The trial is the most high-stakes event in the legal system. Your client’s life, reputation or fortune is at risk, and your work ethic will, at least in part, determine the outcome. So your own welfare, surely, can take a back seat. Don’t worry about sleep; simply work through the night, using sugar-dense snacks and coffee as fuel. Exercise, of course, is a frivolous waste of time. You’ll need that time to refine your upcoming cross-examination.
This might sound logical, but it’s nonsense. Amid the chaos of a trial, the best litigators make it a priority to sleep well, eat right and stay active. It keeps their minds sharp and helps safeguard their mental health. Your next long trial might be at the courthouse or, if our social-distancing requirements haven’t been lifted, you might find yourself before a judge over Zoom. No matter what form your next trial takes, these health-boosting tips will keep you at the top of your game.
1. Build a meal plan
“Maintaining a healthy diet is important, but it’s difficult,” says Andrew Bernstein, a partner and commercial litigator at Torys LLP. “Before a trial, I plan out what I’m going to eat each day. I try to avoid carbs at lunch and stick to proteins and vegetables: chicken, tuna or legumes, alongside a salad or warm veggies. The planning helps me prevent the bad decisions that you make when you’re scrambling for food.”

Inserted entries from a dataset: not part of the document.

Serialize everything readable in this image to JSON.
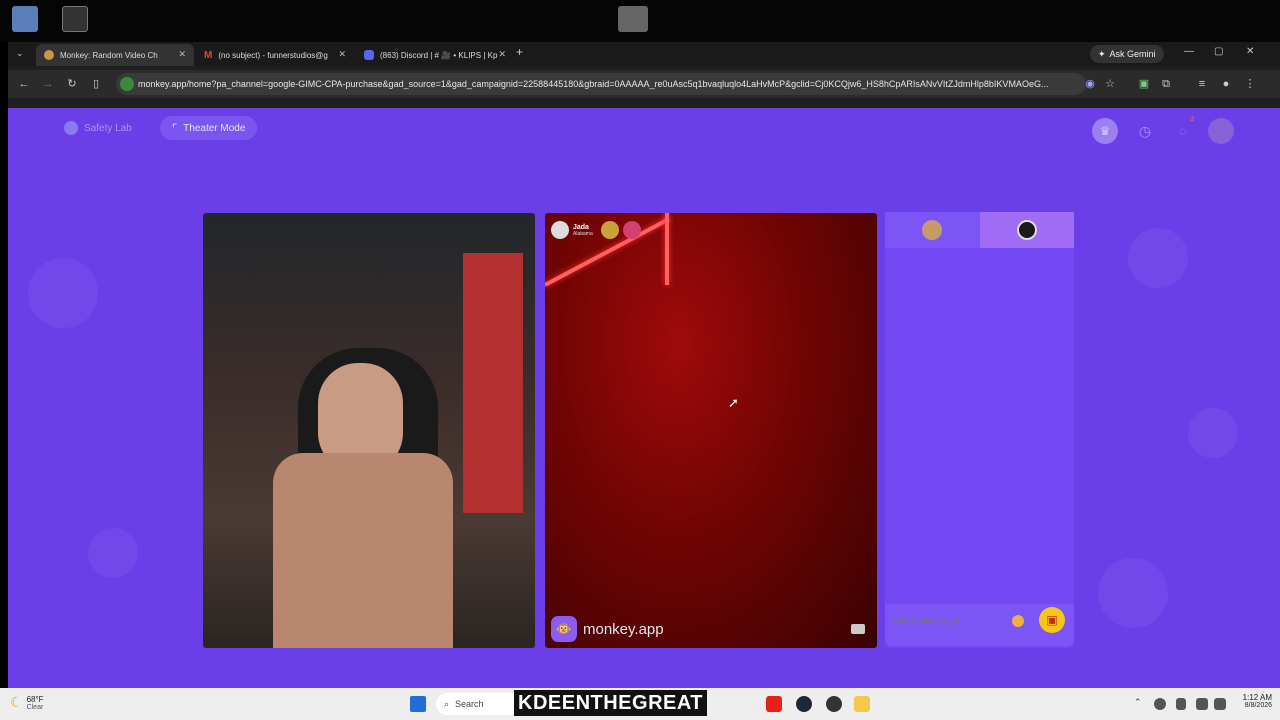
{
  "browser": {
    "tabs": [
      {
        "label": "Monkey: Random Video Ch",
        "active": true
      },
      {
        "label": "(no subject) - funnerstudios@g",
        "active": false
      },
      {
        "label": "(863) Discord | # 🎥 • KLIPS | Kp",
        "active": false
      }
    ],
    "new_tab": "+",
    "ask_gemini": "Ask Gemini",
    "url": "monkey.app/home?pa_channel=google-GIMC-CPA-purchase&gad_source=1&gad_campaignid=22588445180&gbraid=0AAAAA_re0uAsc5q1bvaqluqlo4LaHvMcP&gclid=Cj0KCQjw6_HS8hCpARIsANvVItZJdmHlp8bIKVMAOeG..."
  },
  "toolbar": {
    "safety_lab": "Safety Lab",
    "theater_mode": "Theater Mode",
    "notification_count": "3"
  },
  "remote_user": {
    "name": "Jada",
    "location": "Alabama"
  },
  "watermark": "monkey.app",
  "chat": {
    "placeholder": "Send Message"
  },
  "taskbar": {
    "temperature": "68°F",
    "weather": "Clear",
    "search": "Search",
    "time": "1:12 AM",
    "date": "8/8/2026"
  },
  "overlay_text": "KDEENTHEGREAT",
  "colors": {
    "page_bg": "#6a3fe8",
    "accent_yellow": "#f5c518",
    "chat_tab_active": "#a06cf5"
  }
}
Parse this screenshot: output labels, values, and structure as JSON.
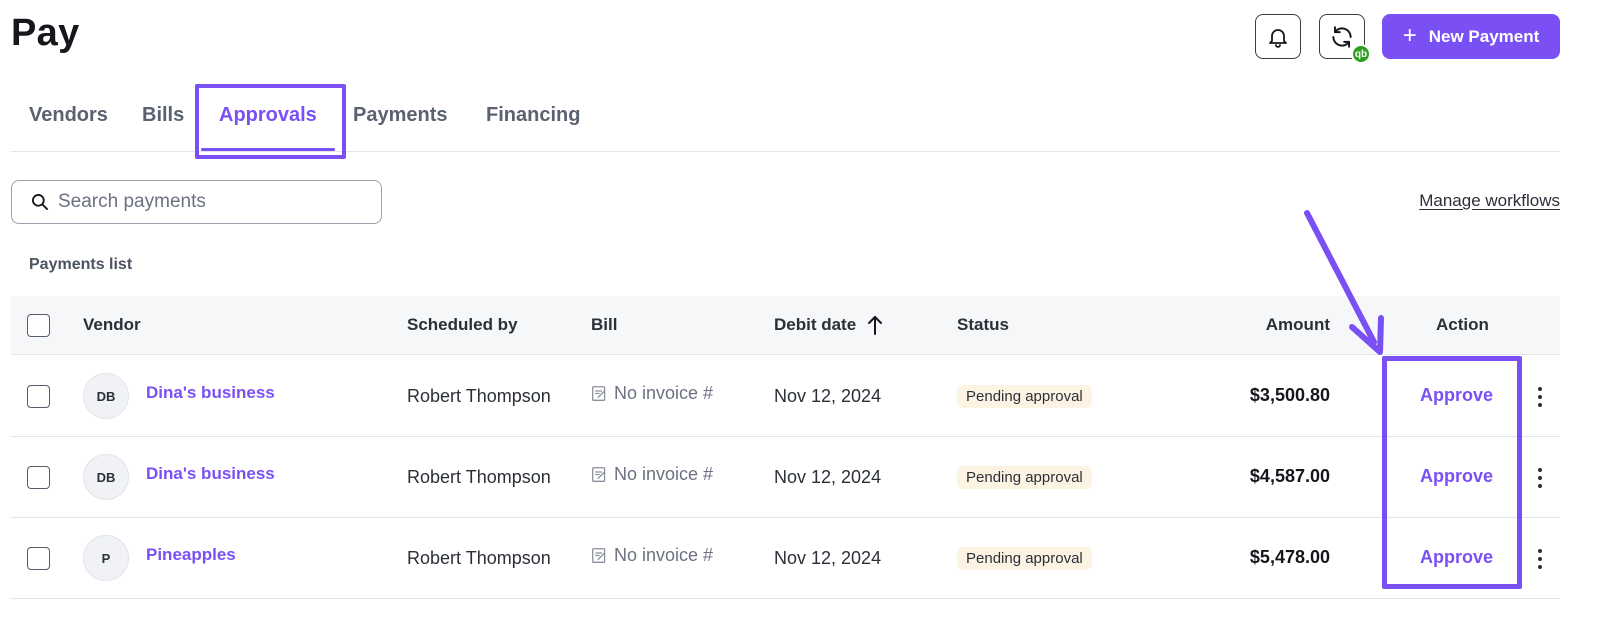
{
  "header": {
    "title": "Pay",
    "new_payment_label": "New Payment",
    "sync_badge": "qb"
  },
  "tabs": [
    {
      "label": "Vendors",
      "active": false
    },
    {
      "label": "Bills",
      "active": false
    },
    {
      "label": "Approvals",
      "active": true
    },
    {
      "label": "Payments",
      "active": false
    },
    {
      "label": "Financing",
      "active": false
    }
  ],
  "search": {
    "placeholder": "Search payments",
    "value": ""
  },
  "manage_workflows_label": "Manage workflows",
  "list_label": "Payments list",
  "table": {
    "columns": [
      "Vendor",
      "Scheduled by",
      "Bill",
      "Debit date",
      "Status",
      "Amount",
      "Action"
    ],
    "sort_indicator": "ascending",
    "rows": [
      {
        "initials": "DB",
        "vendor": "Dina's business",
        "scheduled_by": "Robert Thompson",
        "bill": "No invoice #",
        "debit_date": "Nov 12, 2024",
        "status": "Pending approval",
        "amount": "$3,500.80",
        "action": "Approve"
      },
      {
        "initials": "DB",
        "vendor": "Dina's business",
        "scheduled_by": "Robert Thompson",
        "bill": "No invoice #",
        "debit_date": "Nov 12, 2024",
        "status": "Pending approval",
        "amount": "$4,587.00",
        "action": "Approve"
      },
      {
        "initials": "P",
        "vendor": "Pineapples",
        "scheduled_by": "Robert Thompson",
        "bill": "No invoice #",
        "debit_date": "Nov 12, 2024",
        "status": "Pending approval",
        "amount": "$5,478.00",
        "action": "Approve"
      }
    ]
  },
  "colors": {
    "accent": "#7a50f5",
    "status_badge_bg": "#fdf3e3",
    "qb_green": "#2ca01c"
  }
}
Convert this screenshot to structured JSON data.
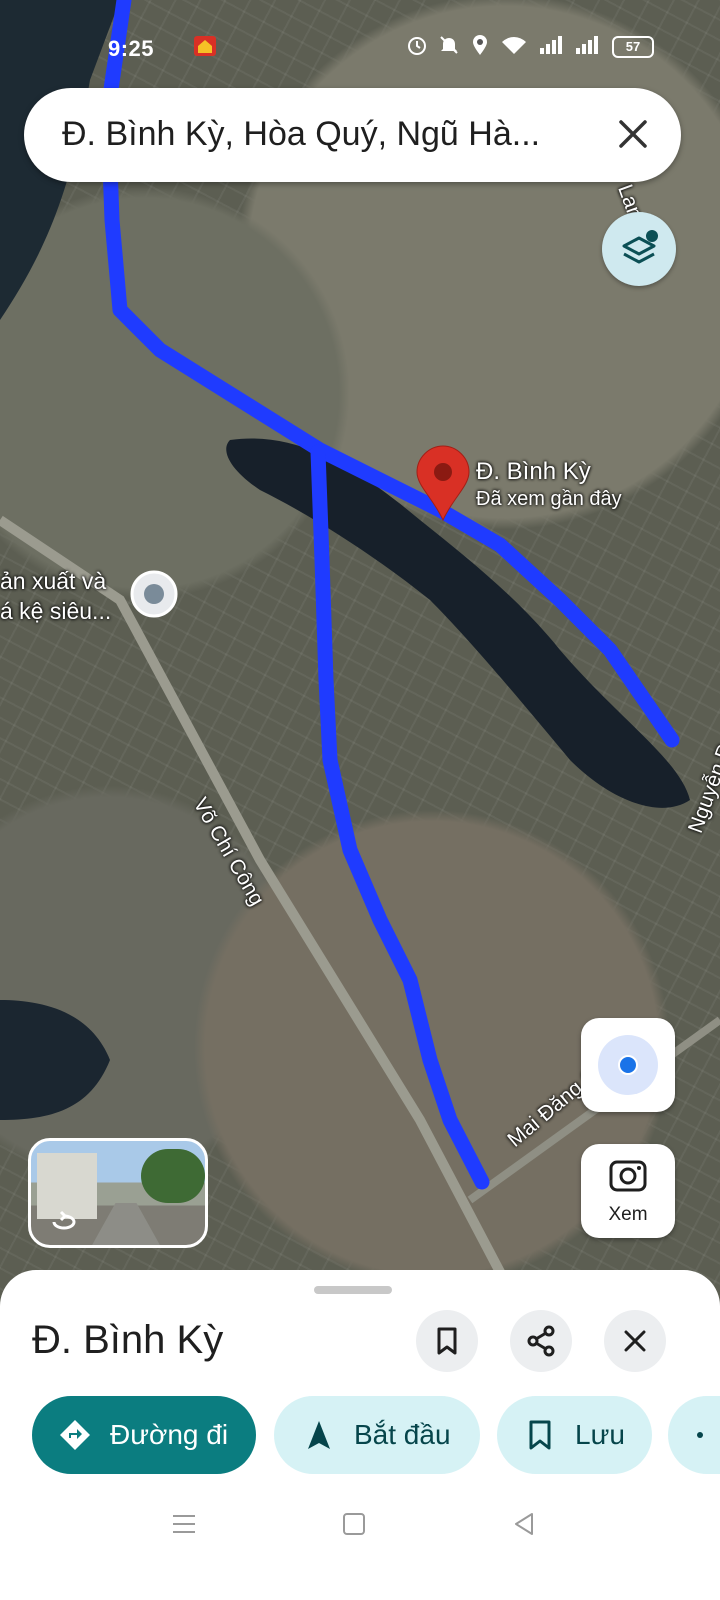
{
  "status_bar": {
    "time": "9:25",
    "battery": "57"
  },
  "search": {
    "query": "Đ. Bình Kỳ, Hòa Quý, Ngũ Hà..."
  },
  "map": {
    "pin": {
      "title": "Đ. Bình Kỳ",
      "subtitle": "Đã xem gần đây"
    },
    "poi_label_line1": "ản xuất và",
    "poi_label_line2": "á kệ siêu...",
    "streets": {
      "vo_chi_cong": "Võ Chí Công",
      "mai_dang": "Mai Đăng C...",
      "nguyen": "Nguyễn P...",
      "lan": "Lan"
    },
    "route_color": "#1f3bff"
  },
  "controls": {
    "xem_label": "Xem"
  },
  "sheet": {
    "title": "Đ. Bình Kỳ",
    "actions": {
      "directions": "Đường đi",
      "start": "Bắt đầu",
      "save": "Lưu"
    }
  },
  "colors": {
    "primary": "#0b7d80",
    "chip_bg": "#d6f2f5",
    "pin": "#d93025"
  }
}
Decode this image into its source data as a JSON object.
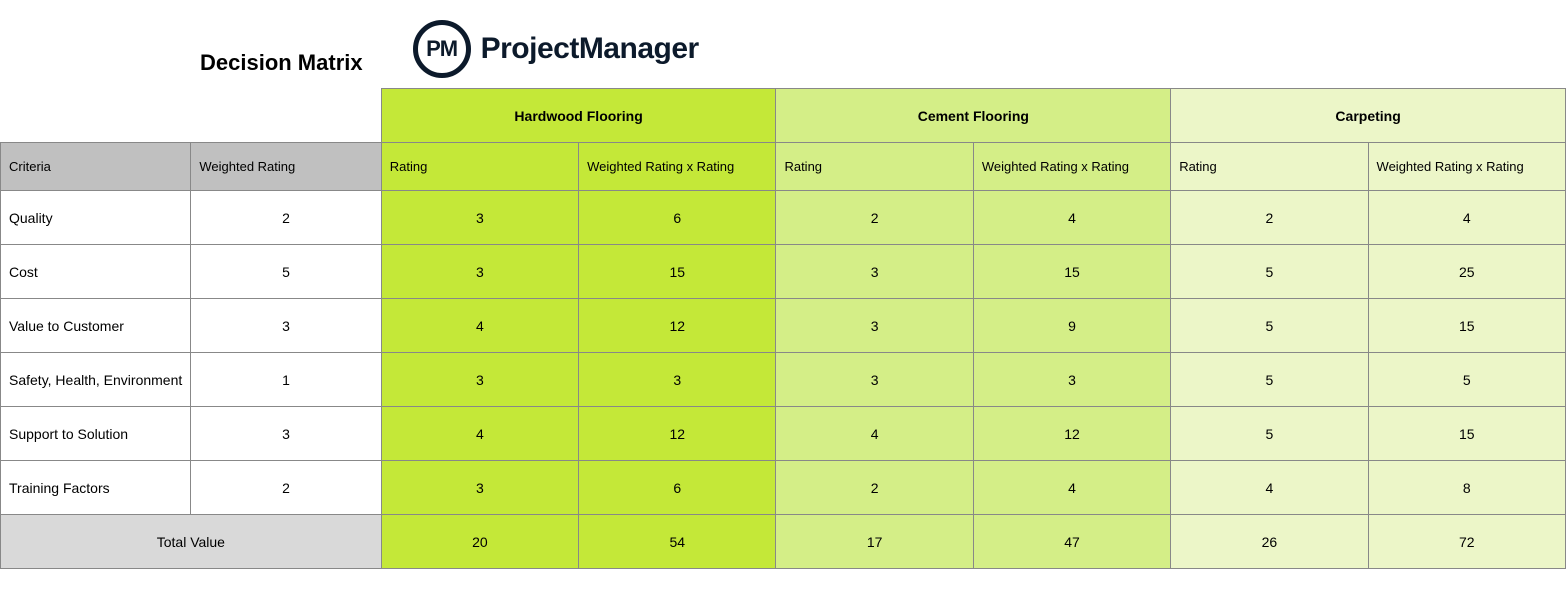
{
  "brand": {
    "abbrev": "PM",
    "name": "ProjectManager"
  },
  "title": "Decision Matrix",
  "headers": {
    "criteria": "Criteria",
    "weighted": "Weighted Rating",
    "rating": "Rating",
    "wxr": "Weighted Rating x Rating",
    "total": "Total Value"
  },
  "options": [
    {
      "name": "Hardwood Flooring",
      "shade": "g1",
      "totals": {
        "rating": 20,
        "wxr": 54
      }
    },
    {
      "name": "Cement Flooring",
      "shade": "g2",
      "totals": {
        "rating": 17,
        "wxr": 47
      }
    },
    {
      "name": "Carpeting",
      "shade": "g3",
      "totals": {
        "rating": 26,
        "wxr": 72
      }
    }
  ],
  "criteria": [
    {
      "label": "Quality",
      "weight": 2,
      "cells": [
        {
          "r": 3,
          "w": 6
        },
        {
          "r": 2,
          "w": 4
        },
        {
          "r": 2,
          "w": 4
        }
      ]
    },
    {
      "label": "Cost",
      "weight": 5,
      "cells": [
        {
          "r": 3,
          "w": 15
        },
        {
          "r": 3,
          "w": 15
        },
        {
          "r": 5,
          "w": 25
        }
      ]
    },
    {
      "label": "Value to Customer",
      "weight": 3,
      "cells": [
        {
          "r": 4,
          "w": 12
        },
        {
          "r": 3,
          "w": 9
        },
        {
          "r": 5,
          "w": 15
        }
      ]
    },
    {
      "label": "Safety, Health, Environment",
      "weight": 1,
      "cells": [
        {
          "r": 3,
          "w": 3
        },
        {
          "r": 3,
          "w": 3
        },
        {
          "r": 5,
          "w": 5
        }
      ]
    },
    {
      "label": "Support to Solution",
      "weight": 3,
      "cells": [
        {
          "r": 4,
          "w": 12
        },
        {
          "r": 4,
          "w": 12
        },
        {
          "r": 5,
          "w": 15
        }
      ]
    },
    {
      "label": "Training Factors",
      "weight": 2,
      "cells": [
        {
          "r": 3,
          "w": 6
        },
        {
          "r": 2,
          "w": 4
        },
        {
          "r": 4,
          "w": 8
        }
      ]
    }
  ]
}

You can even plan lunch at the courthouse. During one trial, at 1000 Finch Avenue, Angela Chaisson pre-bought four months’ worth of lunches (including tips) at the cafeteria. “I never wasted time thinking about what I was going to eat or waiting in lines,” says the criminal-defence lawyer at Angela Chaisson Law. “I walked in and picked up my order from the counter. I have the taste buds of a child, so I was eating cucumber, tomato and cream cheese sandwiches. But that’s better than a bowl of Lucky Charms.”
2. Avoid caffeine
“Drink water, not coffee,” advises Malik Martin, a partner at Rueters LLP, a busy litigation boutique in Toronto. “Caffeine has a long half-life. Even if your last cup is mid-afternoon, the caffeine may still be in your system at 10 p.m. That makes it harder to sleep.”
Chaisson is equally wary of caffeine. “Water makes you hydrated, which feels nice,” she says. “Too much coffee makes you feel jittery, which is less nice.”
3. Don’t stay up past bedtime
All-nighters are a terrible idea. “I don’t function without sleep,” says Bernstein. “During a trial, I try to be in bed by 11 and up at 6:30.”
Martin, for his part, uses his seven-year-old son as a reverse alarm clock. “When I put him to bed at nine o’clock, I go to bed too, so we’re on the same routine,” he says. “Sleep is so important. It reduces stress, maintains the immune system and helps you stay sharp.”
4. Move your body
Even a modest amount of exercise can have a significant impact. During breaks, both Martin and Bernstein make an effort to take walks when they can. “You might think taking a walk is a waste of valuable time,” says Bernstein. “But it helps you think more clearly.” As Malik puts it: “It’s important to get some sun.”
5. Celebrate the ending
At a trial’s conclusion, it’s important to take time to recharge. “I don’t see my family that much during a trial,” says Bernstein. “Afterwards, it’s nice to schedule a few days off to be with them.”
And if you can’t take any vacation days, it’s still nice to mark the milestone. “As a solo lawyer, I usually don’t have time after a trial to take time off,” says Chaisson. “But I still like to unwind, usually with a good cheeseburger and a nice bottle of red.”
This story is from our Summer 2020 Issue.
Illustration by Cristian Fowlie